Beware: the lionfish has dorsal spines that are venomous. The sting can cause intense pain and sweating, but is not known to be fatal.
Bullseye snake head
Native to South Asia (see a theme here?), the Bullseye Snakehead is one of many species of snakeheads that have made the journey to the southeastern United States. They grow faster than most species of their genus and have been cultivated due to their excellent taste and lack of fine bones to work with. Although the Sci-Fi Channel has had fun with these fish, there are no reports of snakehead fish posing any danger to humans, except for rare reports of Giant Snakehead acting aggressively near their nests.
Africanized killer bees
It was a bit scary to hear about growing up in the 90s, but they still pose a threat to humans, although they are primarily harmful to the ecosystem rather than us. Their name gives their origin, but unlike the others on this list, these bees were the by-product of a breeding program gone wrong. Also known as the Killer Bee, they have been responsible for more than 1,000 deaths since their first escape from quarantine in Brazil in 1957.
Beware: attacks by Africanized killer bees are extremely rare, but they are aggressive in defending their hives. Stay away if a hive has been spotted and contact a professional.

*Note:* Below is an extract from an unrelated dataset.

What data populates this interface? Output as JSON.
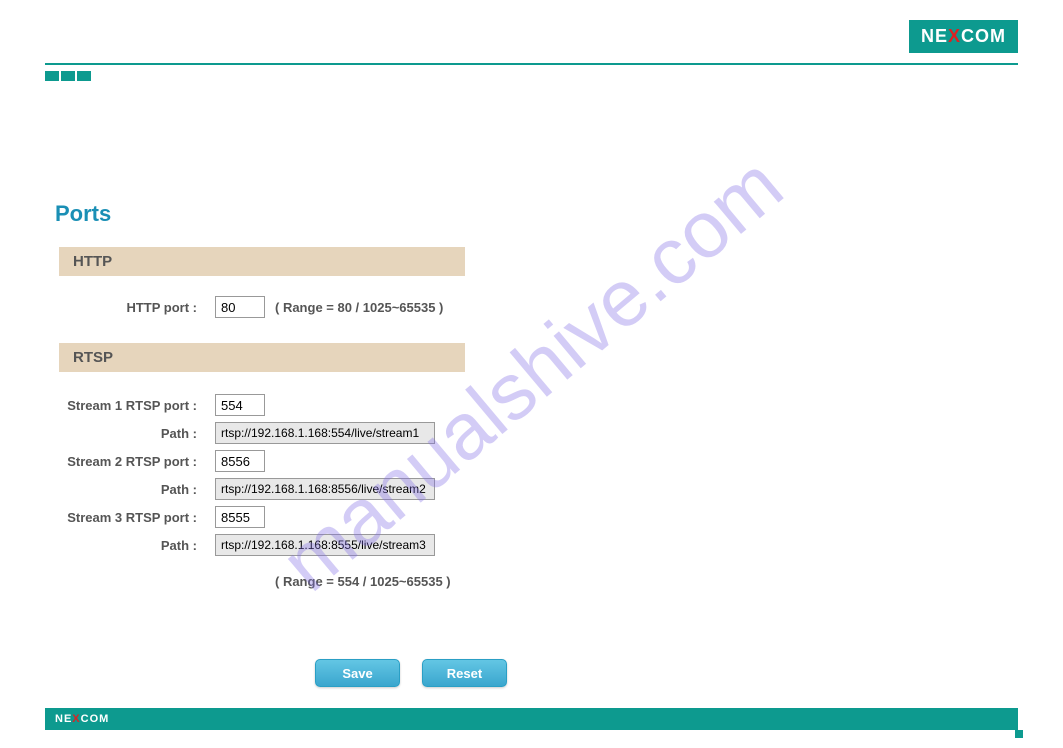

The Burmese python is one of Florida’s most notorious invasive species. With no natural predators, this massive beast battled the alligator for swamp supremacy. Although sightings in the suburbs are rare, any sightings should be reported immediately. As their name suggests, they originated in Burma (now Myanmar). Their presence is mostly attributed to careless pet owners who release them into the wild.
Beware: Burmese pythons can kill pets and are capable of growing large enough to prey on humans, although contact in civilization is extremely rare, with attacks even rarer.
Have you ever walked outside after a deluge and seen strange slimy fish waddling side by side on the sidewalk? We all wondered the same thing when we first encountered the catfish walking near sewers and gutters during midsummer showers: What is this thing?! Although walking more like a shimmy or squirm, these air-breathing catfish were first reported in Broward County in 1967 and are commonly seen in the Everglades, although their population has declined these last years.
The mustard-colored Oscar is a South American escapee from the aquarium industry and can now be found in canals and reservoirs throughout South Florida. Over the years, they have become one of the most popular freshwater fish, despite the state record standing at a grayling over 2.34 pounds (caught in Lake Okeechobee). Although they pose no danger to humans, the fin rays passing through their dorsal region can be extremely sharp and are thrown out when the Oscar feels threatened. Handle with Care!
The Nile monitor is another byproduct of pet owners that we would like to describe in words that don’t fit Champagne & Parisi’s class. The Nile Monitor emerged from the Nile to be washed up by the pet system and launched into the Everglades. On April 29, 2021, the The Nile monitor has been added to the list of prohibited species by the FWC. This semi-aquatic lizard is a floater, can use its back as a rudder for swimming, and is also an excellent climber. They have established populations in Lee and Palm Beach counties, and sightings have also been reported in Broward County.
Should I be worried about moving to Florida?
Nope! Just as Colorado has bears, Arizona has giant centipedes, and California has…people, Florida’s native and non-native wildlife should be understood, respected, and treated with care. Our flora and fauna should never be an obstacle to seeking a better life wherever you choose to be.
For more on Wild Boca Raton – see below…
Resist Mosquitoes in Boca Raton | 5 Poisonous Animals and Predators Native to Boca Raton